Last Monday, I had the particular misfortune of attending the Bruins/Rangers game at the Garden, a 3-2 snoozefest of a win by the Blueshirts after both teams spent two periods aggressively playing like they really wouldn't mind losing this one. There was a flash of excitement in the last five minutes of the third when the B's rallied back from 2 goals down to tie it, but that was snuffed out by a Christopher Higgins goal with a minute and change left that looked more like women's billiards than ice hockey. I'm sure the Ranger fans were happy to see it, but it's not like they put an exclamation point on the night by ringing up another of of these beauties:
It was a crap goal and a crap game, and to make a long story short, the Ranger fans left feeling relieved instead of ecstatic, and Bruins fans saw their team try to win without a 60 minute effort again, and instead got just what they deserved, which was a regulation loss. Of course, if they were just gonna blow the game, they could have done us the favor of not blue-balling us at the end there.
Either way, the better bad team won, and no one headed home happy, except maybe Christopher Higgins, and fuck that guy.
So we filed out, and unlike a lot of buildings in the NHL, when you leave Madison Square Garden after a hockey game, the dispersal of fans is gradual and a little off-putting. There are so many other random people just walking around the city that after about a hundred yards, you're still in the middle of a crowd, but with each step, that crowd is made up of fewer and fewer hockey fans. One by one, the people who just shared an experience with you are replaced with those who didn't, until before you realize it, you're right back to feeling like the only hockey fan in America.
It's discouraging, especially after a crap game.
Of course, I was headed for the subway, so that feeling was diluted a little, seeing as I was waiting on the platform for the uptown C train, and could still see quite a few folks in hockey jerseys waiting not only on my side, but also on the express and downtown local platforms across the two sets of train tracks across the way.
I was walking north along the platform to kill a little time, and as I strolled past a trash can in the corner next to an empty bench, I just kind of sensed a disturbance in the force. People were gathered around, looking at something, I couldn't tell what, but there was a palpable excitement in the air, bordering on fear.
I swiveled my head around and saw it. There was a fat, nasty rat crouching behind the trash can, up on the platform, WITH US, knawing on something. People were maintaining a safe distance of about 20 yards or so, and kind of slowly rotating around the trash can so they could keep an eye on the rat.
Of course, rats in the subway are no big deal, provided they stay down on the tracks where they belong. But when one gets up on the platform, on the same level as you, that's an altogether different experience. I've seen it happen a number of times and it's always dramatic as hell when they run. People run, jump, scream, freak out, you name it. It's exciting, and that rat was cornered and definately going to run.
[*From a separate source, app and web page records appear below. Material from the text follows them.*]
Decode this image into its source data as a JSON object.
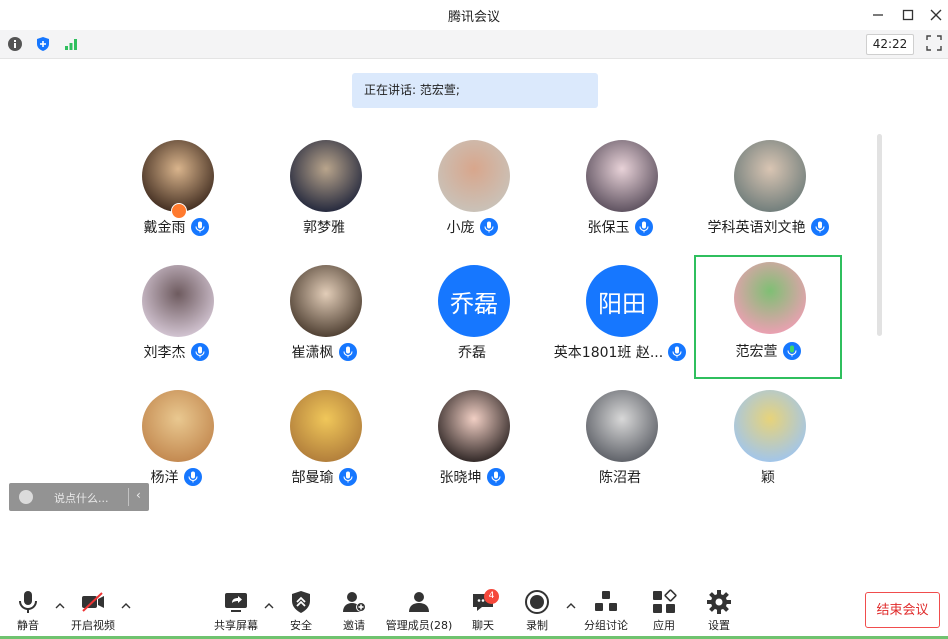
{
  "window": {
    "title": "腾讯会议"
  },
  "toolbar": {
    "timer": "42:22"
  },
  "speaking": {
    "text": "正在讲话: 范宏萱;"
  },
  "participants": [
    {
      "name": "戴金雨",
      "initial": "",
      "photo": [
        "#3e2a1e",
        "#d9b48c"
      ]
    },
    {
      "name": "郭梦雅",
      "initial": "",
      "photo": [
        "#20253b",
        "#b9a58c"
      ]
    },
    {
      "name": "小庞",
      "initial": "",
      "photo": [
        "#c9c3ba",
        "#d8a68c"
      ]
    },
    {
      "name": "张保玉",
      "initial": "",
      "photo": [
        "#5a4e5c",
        "#e8d2d8"
      ]
    },
    {
      "name": "学科英语刘文艳",
      "initial": "",
      "photo": [
        "#6e7c7a",
        "#d9c5b3"
      ]
    },
    {
      "name": "刘李杰",
      "initial": "",
      "photo": [
        "#d6c8d6",
        "#6e5b5f"
      ]
    },
    {
      "name": "崔潇枫",
      "initial": "",
      "photo": [
        "#4a3b2e",
        "#e2cdb8"
      ]
    },
    {
      "name": "乔磊",
      "initial": "乔磊",
      "photo": [
        "#1677ff",
        "#1677ff"
      ]
    },
    {
      "name": "英本1801班 赵...",
      "initial": "阳田",
      "photo": [
        "#1677ff",
        "#1677ff"
      ]
    },
    {
      "name": "范宏萱",
      "initial": "",
      "photo": [
        "#ef9fb4",
        "#7fbf74"
      ]
    },
    {
      "name": "杨洋",
      "initial": "",
      "photo": [
        "#c2874e",
        "#e9c890"
      ]
    },
    {
      "name": "郜曼瑜",
      "initial": "",
      "photo": [
        "#b07c3a",
        "#f0c75a"
      ]
    },
    {
      "name": "张晓坤",
      "initial": "",
      "photo": [
        "#2b2322",
        "#f1cfc4"
      ]
    },
    {
      "name": "陈沼君",
      "initial": "",
      "photo": [
        "#5b5e65",
        "#d8d8d8"
      ]
    },
    {
      "name": "颖",
      "initial": "",
      "photo": [
        "#9fc5ef",
        "#e7d37a"
      ]
    }
  ],
  "chat": {
    "placeholder": "说点什么..."
  },
  "bottom": {
    "mute": "静音",
    "video": "开启视频",
    "share": "共享屏幕",
    "security": "安全",
    "invite": "邀请",
    "members": "管理成员(28)",
    "chat": "聊天",
    "chat_badge": "4",
    "record": "录制",
    "breakout": "分组讨论",
    "apps": "应用",
    "settings": "设置",
    "end": "结束会议"
  },
  "colors": {
    "accent": "#1677ff",
    "active_border": "#2fbf5e",
    "end": "#e02a2a"
  }
}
I joined the circle of onlookers, eyeing the nasty fucker and getting ready to jump if he headed my way. It felt like a game of Russian Roulette, the standoff at the end of the Good, The Bad and the Ugly, or basically, the way you're supposed to feel during the last five minutes of a hockey game that doesn't suck.
"That's poison he's eating now!" announced an authoritative voice. It came from an African American subway custodian who looked to be in his late 40's. He slowly approached the circle of onlookers, wearing a reflective vest over his blue MTA uniform. He was carrying a large, heavy shovel, painted yellow, and his eyes were fixed on his target. This wasn't his first rat. Not by a long shot.
This was turning into the best show in town.
The crowd, many of them still wearing hockey jerseys, gathered slightly closer, but not so close as to crowd the rat out from behind the can. Fans from across the platform craned their necks and angled for a good view from their limited sightlines.
Slowly but surely, the custodian edged up to the trash can, and with a quick lateral move, turned the corner of the bench, and simulataneously smashed down the heavy blade of the shovel. He narrowly missed the rat, who was off like a shot, southbound along the platform. And that's when the screams started.
As the mayhem increased, and people began jumping out of the way of the fleeing rodent, the custodian lowered his shoulders and broke into a sprint, the blade of his shovel knee-high like a hockey stick. He caught up to the rat after about 30 yards, and without breaking stride, took a high, hard slapshot with the shovel that sent it flying onto the tracks, where it landed hard, righted itself and scurried away.
As one, the crowd went wild.
Hands down, it was the best shot of the night.